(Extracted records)
*** Block opens ***
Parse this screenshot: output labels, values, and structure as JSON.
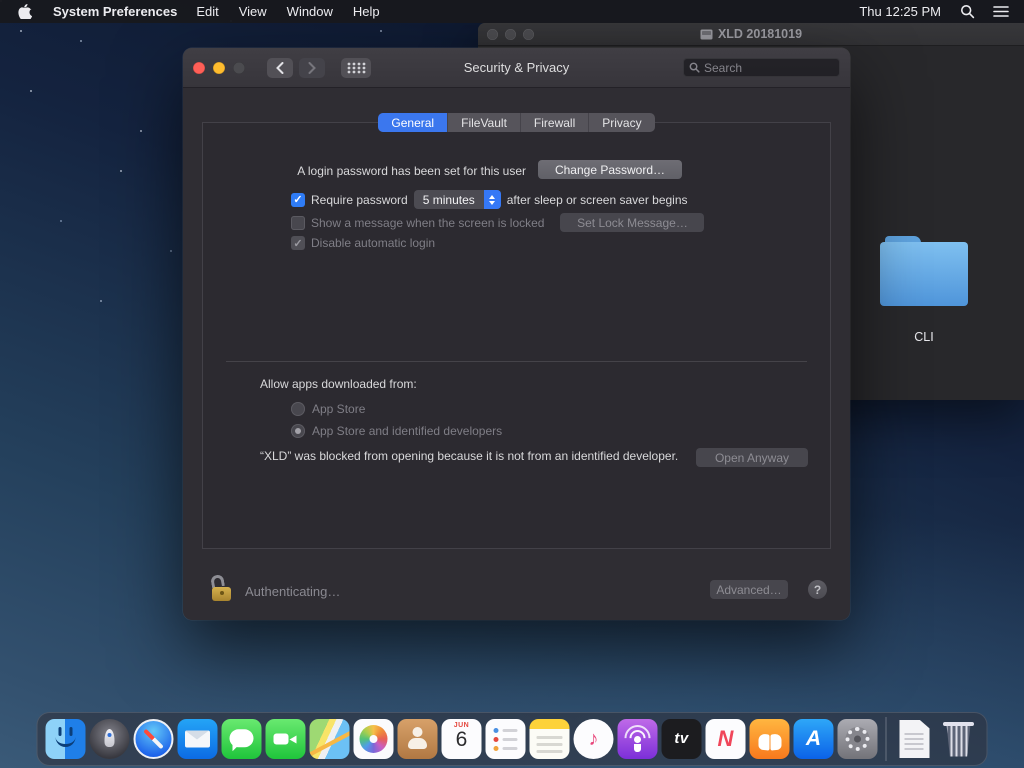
{
  "menu_bar": {
    "app_name": "System Preferences",
    "menus": [
      "Edit",
      "View",
      "Window",
      "Help"
    ],
    "clock": "Thu 12:25 PM",
    "right_icons": [
      "spotlight-search",
      "notification-center"
    ]
  },
  "background_window": {
    "title": "XLD 20181019",
    "folder_label": "CLI"
  },
  "window": {
    "title": "Security & Privacy",
    "search_placeholder": "Search",
    "tabs": [
      "General",
      "FileVault",
      "Firewall",
      "Privacy"
    ],
    "selected_tab": "General",
    "general": {
      "password_set_text": "A login password has been set for this user",
      "change_password_button": "Change Password…",
      "require_password": {
        "label": "Require password",
        "checked": true,
        "interval": "5 minutes",
        "suffix": "after sleep or screen saver begins"
      },
      "show_message": {
        "label": "Show a message when the screen is locked",
        "checked": false,
        "enabled": false
      },
      "set_lock_message_button": "Set Lock Message…",
      "disable_auto_login": {
        "label": "Disable automatic login",
        "checked": true,
        "enabled": false
      },
      "allow_apps_label": "Allow apps downloaded from:",
      "radio_options": [
        {
          "label": "App Store",
          "selected": false
        },
        {
          "label": "App Store and identified developers",
          "selected": true
        }
      ],
      "blocked_text": "“XLD” was blocked from opening because it is not from an identified developer.",
      "open_anyway_button": "Open Anyway"
    },
    "footer": {
      "lock_state": "unlocked",
      "status": "Authenticating…",
      "advanced_button": "Advanced…",
      "help_button": "?"
    }
  },
  "dock": {
    "items": [
      "finder",
      "launchpad",
      "safari",
      "mail",
      "messages",
      "facetime",
      "maps",
      "photos",
      "contacts",
      "calendar",
      "reminders",
      "notes",
      "itunes",
      "podcasts",
      "tv",
      "news",
      "books",
      "app-store",
      "system-preferences",
      "document",
      "trash"
    ],
    "calendar": {
      "month": "JUN",
      "day": "6"
    }
  },
  "colors": {
    "accent_blue": "#3578f6",
    "selected_tab_blue": "#3b77ee",
    "checkbox_blue": "#2f7cf6",
    "traffic_red": "#ff5f57",
    "traffic_yellow": "#febc2e"
  }
}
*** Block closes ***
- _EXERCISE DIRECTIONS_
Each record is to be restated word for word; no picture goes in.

- _SOLUTION TO THE PROBLEM_
Parse this screenshot: output labels, values, and structure as JSON.
{
  "menu_bar": {
    "app_name": "System Preferences",
    "menus": [
      "Edit",
      "View",
      "Window",
      "Help"
    ],
    "clock": "Thu 12:25 PM",
    "right_icons": [
      "spotlight-search",
      "notification-center"
    ]
  },
  "background_window": {
    "title": "XLD 20181019",
    "folder_label": "CLI"
  },
  "window": {
    "title": "Security & Privacy",
    "search_placeholder": "Search",
    "tabs": [
      "General",
      "FileVault",
      "Firewall",
      "Privacy"
    ],
    "selected_tab": "General",
    "general": {
      "password_set_text": "A login password has been set for this user",
      "change_password_button": "Change Password…",
      "require_password": {
        "label": "Require password",
        "checked": true,
        "interval": "5 minutes",
        "suffix": "after sleep or screen saver begins"
      },
      "show_message": {
        "label": "Show a message when the screen is locked",
        "checked": false,
        "enabled": false
      },
      "set_lock_message_button": "Set Lock Message…",
      "disable_auto_login": {
        "label": "Disable automatic login",
        "checked": true,
        "enabled": false
      },
      "allow_apps_label": "Allow apps downloaded from:",
      "radio_options": [
        {
          "label": "App Store",
          "selected": false
        },
        {
          "label": "App Store and identified developers",
          "selected": true
        }
      ],
      "blocked_text": "“XLD” was blocked from opening because it is not from an identified developer.",
      "open_anyway_button": "Open Anyway"
    },
    "footer": {
      "lock_state": "unlocked",
      "status": "Authenticating…",
      "advanced_button": "Advanced…",
      "help_button": "?"
    }
  },
  "dock": {
    "items": [
      "finder",
      "launchpad",
      "safari",
      "mail",
      "messages",
      "facetime",
      "maps",
      "photos",
      "contacts",
      "calendar",
      "reminders",
      "notes",
      "itunes",
      "podcasts",
      "tv",
      "news",
      "books",
      "app-store",
      "system-preferences",
      "document",
      "trash"
    ],
    "calendar": {
      "month": "JUN",
      "day": "6"
    }
  },
  "colors": {
    "accent_blue": "#3578f6",
    "selected_tab_blue": "#3b77ee",
    "checkbox_blue": "#2f7cf6",
    "traffic_red": "#ff5f57",
    "traffic_yellow": "#febc2e"
  }
}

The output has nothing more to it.